ACTIVITY:
Search the material and gather each line with "this" in it.

SUPPLIED DATA:
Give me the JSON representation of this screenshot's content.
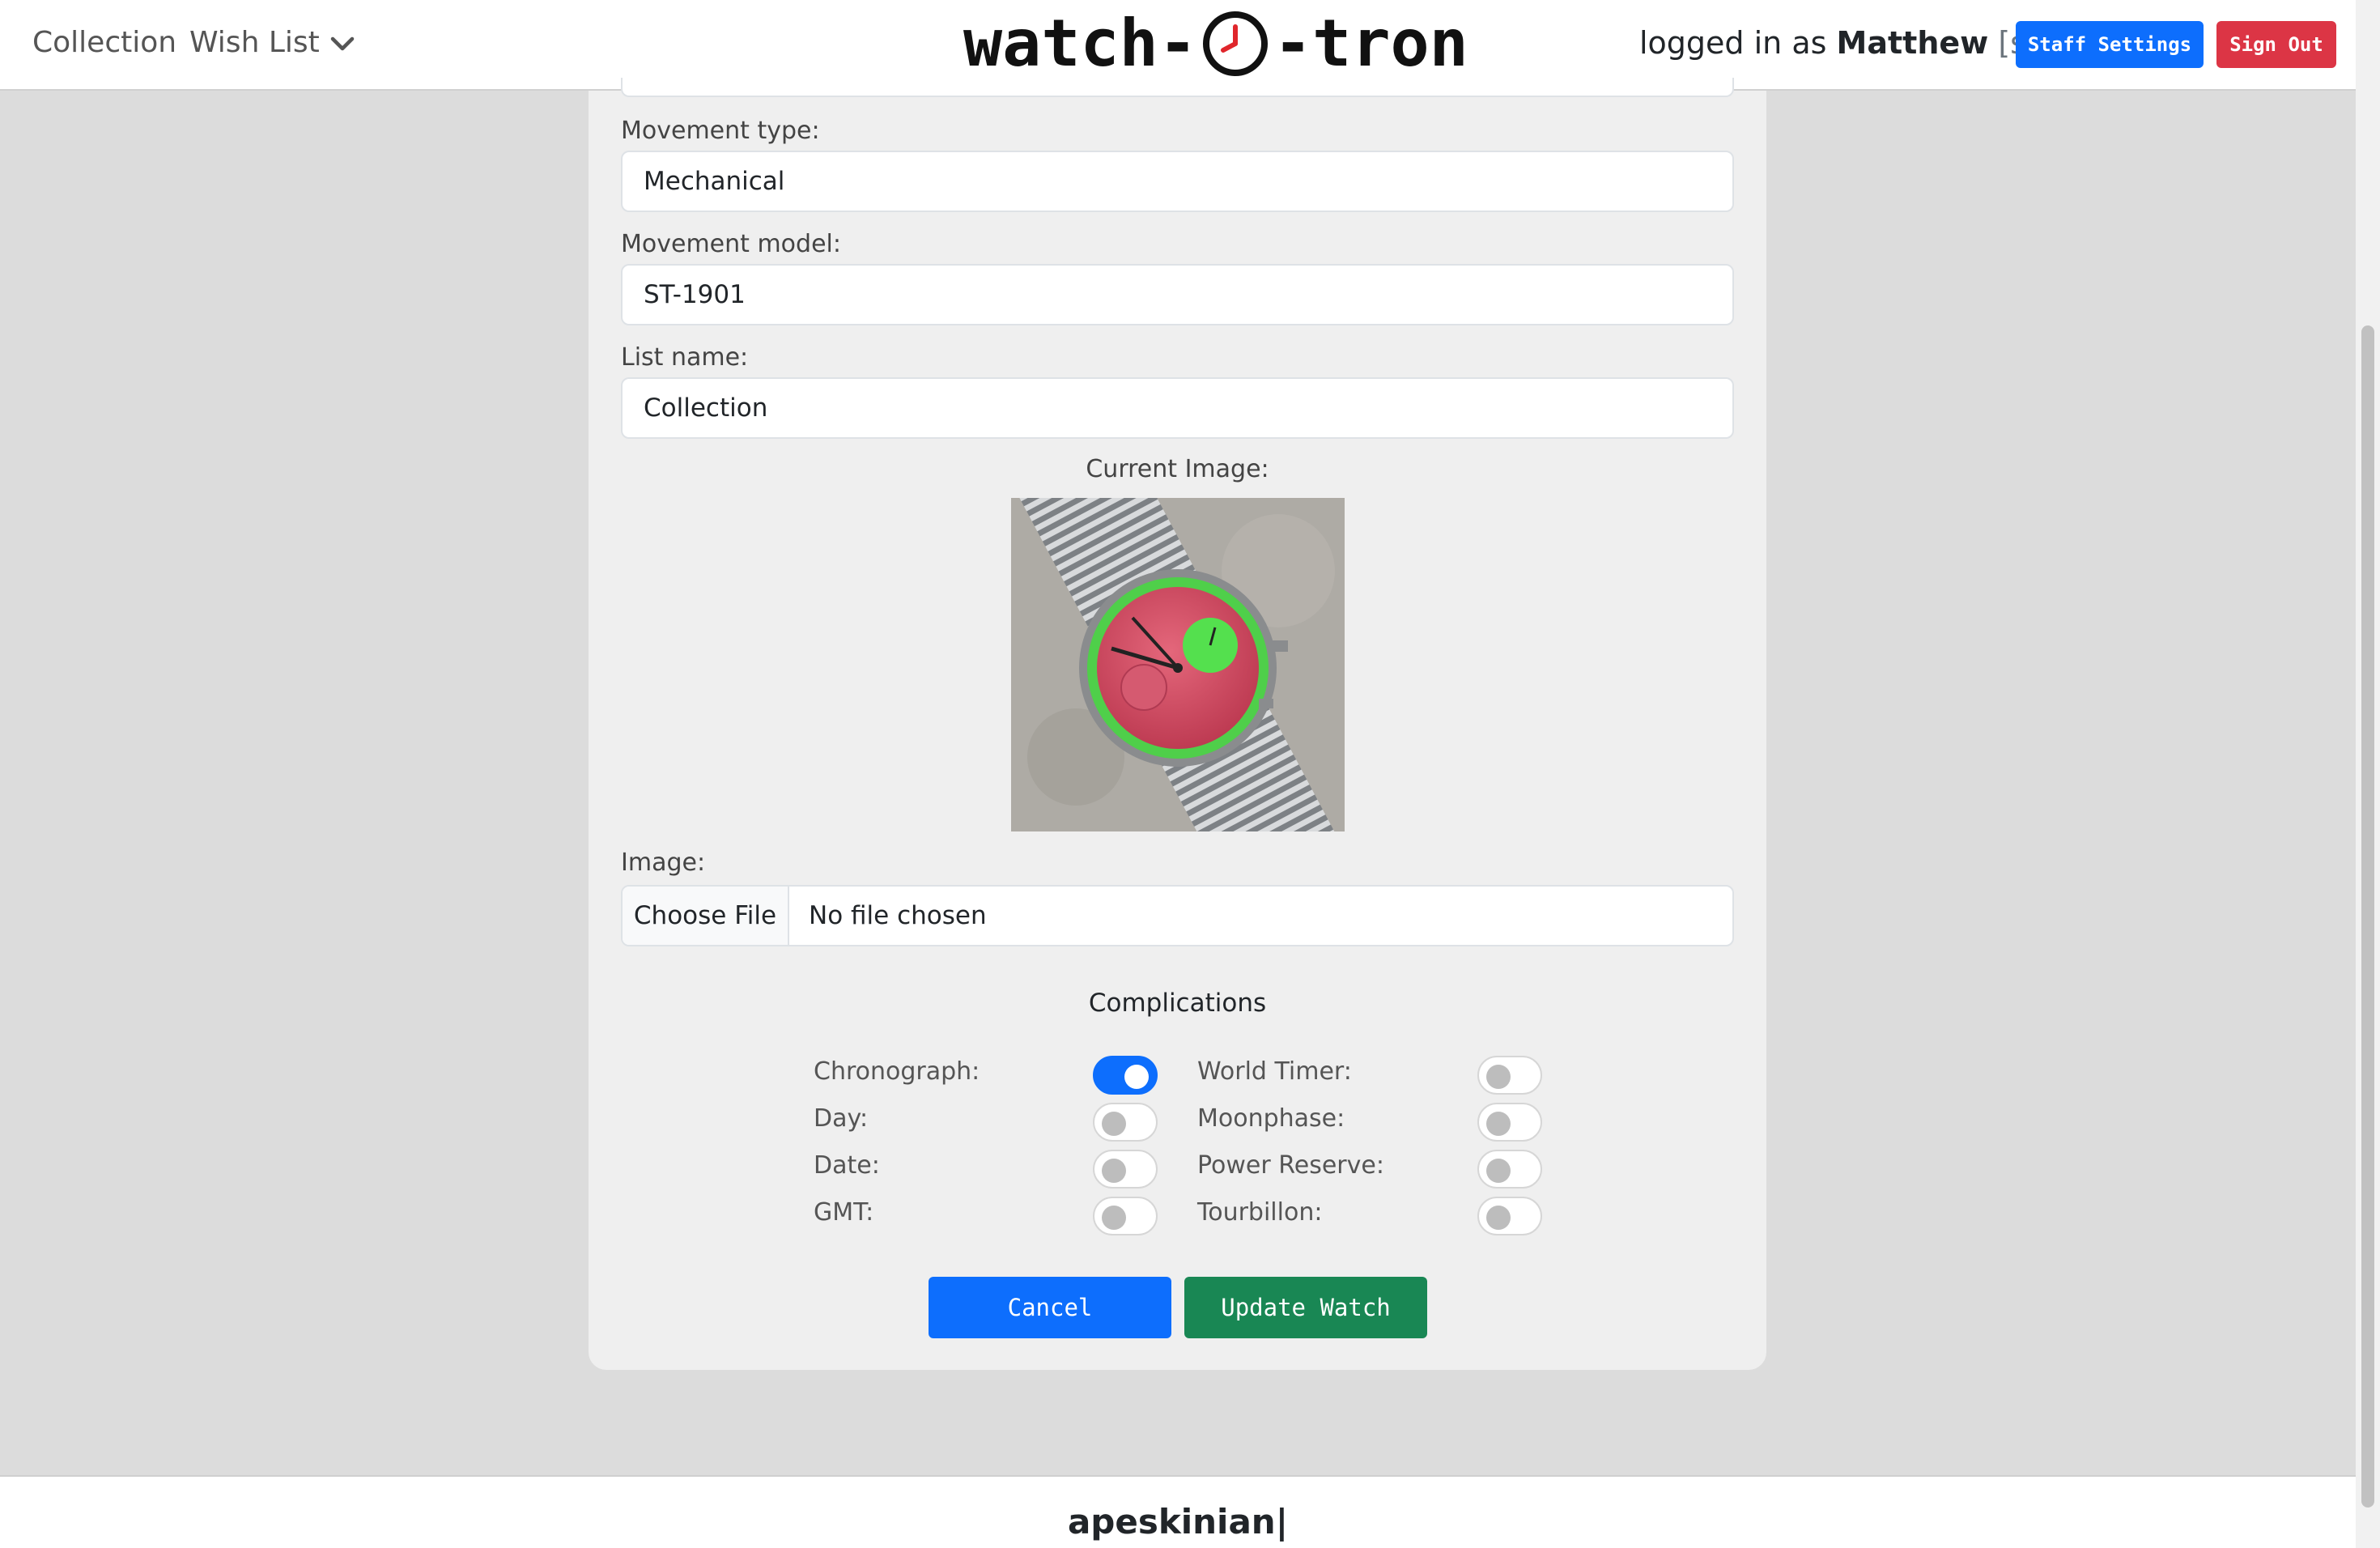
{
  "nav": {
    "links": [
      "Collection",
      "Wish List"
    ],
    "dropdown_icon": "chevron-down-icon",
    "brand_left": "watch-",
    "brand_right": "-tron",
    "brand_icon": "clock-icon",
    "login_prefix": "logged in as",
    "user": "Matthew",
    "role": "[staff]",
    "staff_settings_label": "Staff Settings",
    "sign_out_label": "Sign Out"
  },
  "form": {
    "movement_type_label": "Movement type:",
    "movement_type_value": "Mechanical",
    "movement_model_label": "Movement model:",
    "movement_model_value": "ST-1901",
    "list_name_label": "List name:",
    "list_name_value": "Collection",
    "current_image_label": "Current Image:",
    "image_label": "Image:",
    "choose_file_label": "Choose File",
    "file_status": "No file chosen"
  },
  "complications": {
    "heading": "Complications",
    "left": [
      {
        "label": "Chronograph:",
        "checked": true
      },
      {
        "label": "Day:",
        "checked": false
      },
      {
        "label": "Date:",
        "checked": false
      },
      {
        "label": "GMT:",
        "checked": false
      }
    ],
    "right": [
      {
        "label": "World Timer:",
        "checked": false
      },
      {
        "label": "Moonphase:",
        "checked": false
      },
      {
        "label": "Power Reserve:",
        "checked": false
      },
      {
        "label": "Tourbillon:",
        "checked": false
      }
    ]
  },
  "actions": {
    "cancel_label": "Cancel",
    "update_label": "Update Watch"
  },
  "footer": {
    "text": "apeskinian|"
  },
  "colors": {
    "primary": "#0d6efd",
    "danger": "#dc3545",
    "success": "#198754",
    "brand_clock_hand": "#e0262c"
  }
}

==

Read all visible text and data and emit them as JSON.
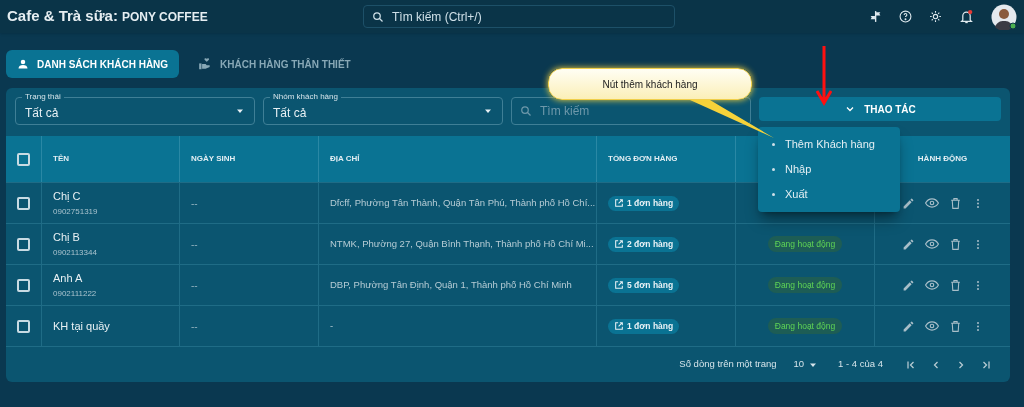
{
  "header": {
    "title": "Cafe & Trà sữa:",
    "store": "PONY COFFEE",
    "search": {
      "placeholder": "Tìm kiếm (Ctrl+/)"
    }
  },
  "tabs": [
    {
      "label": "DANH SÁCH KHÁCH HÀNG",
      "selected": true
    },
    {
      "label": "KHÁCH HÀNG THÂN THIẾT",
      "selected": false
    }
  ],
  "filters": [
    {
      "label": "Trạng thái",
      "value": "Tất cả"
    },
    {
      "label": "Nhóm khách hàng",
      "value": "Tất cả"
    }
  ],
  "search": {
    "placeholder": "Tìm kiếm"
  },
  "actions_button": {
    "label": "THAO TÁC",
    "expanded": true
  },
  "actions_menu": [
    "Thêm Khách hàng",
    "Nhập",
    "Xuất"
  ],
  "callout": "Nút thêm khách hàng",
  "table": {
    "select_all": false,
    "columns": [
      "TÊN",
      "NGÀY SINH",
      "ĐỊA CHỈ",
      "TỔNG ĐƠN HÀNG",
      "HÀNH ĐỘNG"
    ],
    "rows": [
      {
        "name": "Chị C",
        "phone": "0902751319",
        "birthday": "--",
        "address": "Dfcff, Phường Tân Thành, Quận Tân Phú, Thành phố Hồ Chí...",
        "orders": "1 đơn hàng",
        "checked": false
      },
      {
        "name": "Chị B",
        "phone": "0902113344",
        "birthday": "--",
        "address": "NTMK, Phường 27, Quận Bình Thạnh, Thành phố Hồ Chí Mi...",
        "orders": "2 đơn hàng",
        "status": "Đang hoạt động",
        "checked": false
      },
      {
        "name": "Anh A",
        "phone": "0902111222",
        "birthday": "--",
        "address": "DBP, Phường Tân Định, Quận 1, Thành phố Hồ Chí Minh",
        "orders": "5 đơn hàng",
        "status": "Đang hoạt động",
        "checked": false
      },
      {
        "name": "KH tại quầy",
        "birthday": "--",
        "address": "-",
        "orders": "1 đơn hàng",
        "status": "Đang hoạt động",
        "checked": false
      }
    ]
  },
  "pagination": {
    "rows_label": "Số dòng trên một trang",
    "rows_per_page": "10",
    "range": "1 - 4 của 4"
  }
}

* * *

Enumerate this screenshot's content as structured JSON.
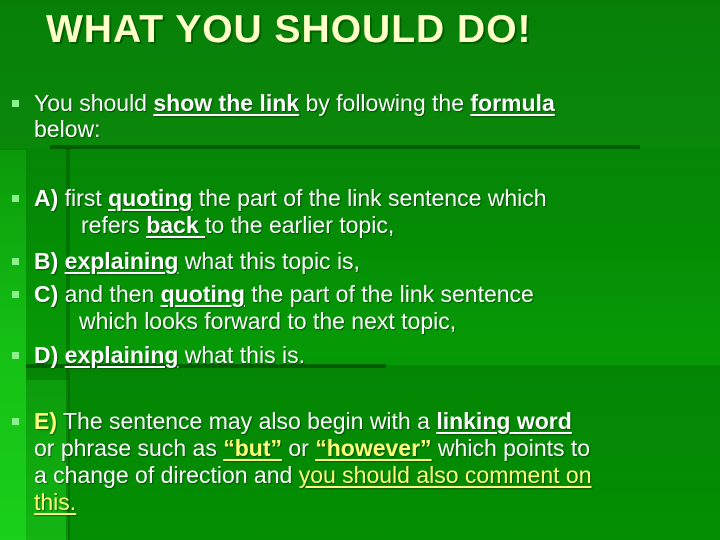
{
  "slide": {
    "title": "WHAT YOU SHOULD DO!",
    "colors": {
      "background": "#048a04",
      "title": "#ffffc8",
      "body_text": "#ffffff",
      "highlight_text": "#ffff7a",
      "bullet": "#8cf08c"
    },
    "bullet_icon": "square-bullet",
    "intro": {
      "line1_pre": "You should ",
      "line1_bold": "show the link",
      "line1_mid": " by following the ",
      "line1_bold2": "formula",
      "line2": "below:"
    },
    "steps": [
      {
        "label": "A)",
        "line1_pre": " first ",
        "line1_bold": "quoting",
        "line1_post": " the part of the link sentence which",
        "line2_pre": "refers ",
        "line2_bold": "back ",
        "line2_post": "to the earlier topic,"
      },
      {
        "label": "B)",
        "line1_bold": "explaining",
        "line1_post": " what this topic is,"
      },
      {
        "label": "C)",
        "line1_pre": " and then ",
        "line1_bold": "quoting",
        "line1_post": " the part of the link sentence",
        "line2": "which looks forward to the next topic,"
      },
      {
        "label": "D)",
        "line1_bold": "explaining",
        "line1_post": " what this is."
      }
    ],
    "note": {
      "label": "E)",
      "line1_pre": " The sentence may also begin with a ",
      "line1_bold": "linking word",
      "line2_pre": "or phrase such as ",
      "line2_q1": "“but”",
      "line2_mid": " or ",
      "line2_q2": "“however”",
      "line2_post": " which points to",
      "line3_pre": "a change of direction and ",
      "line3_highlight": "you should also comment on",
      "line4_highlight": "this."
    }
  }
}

WRITTEN ANSWER:
Give me the JSON representation of this screenshot's content.
Enumerate this screenshot's content as structured JSON.
        "line1_post": " what this topic is,"
        "line1_post": " what this is."
      "line4_highlight": "this."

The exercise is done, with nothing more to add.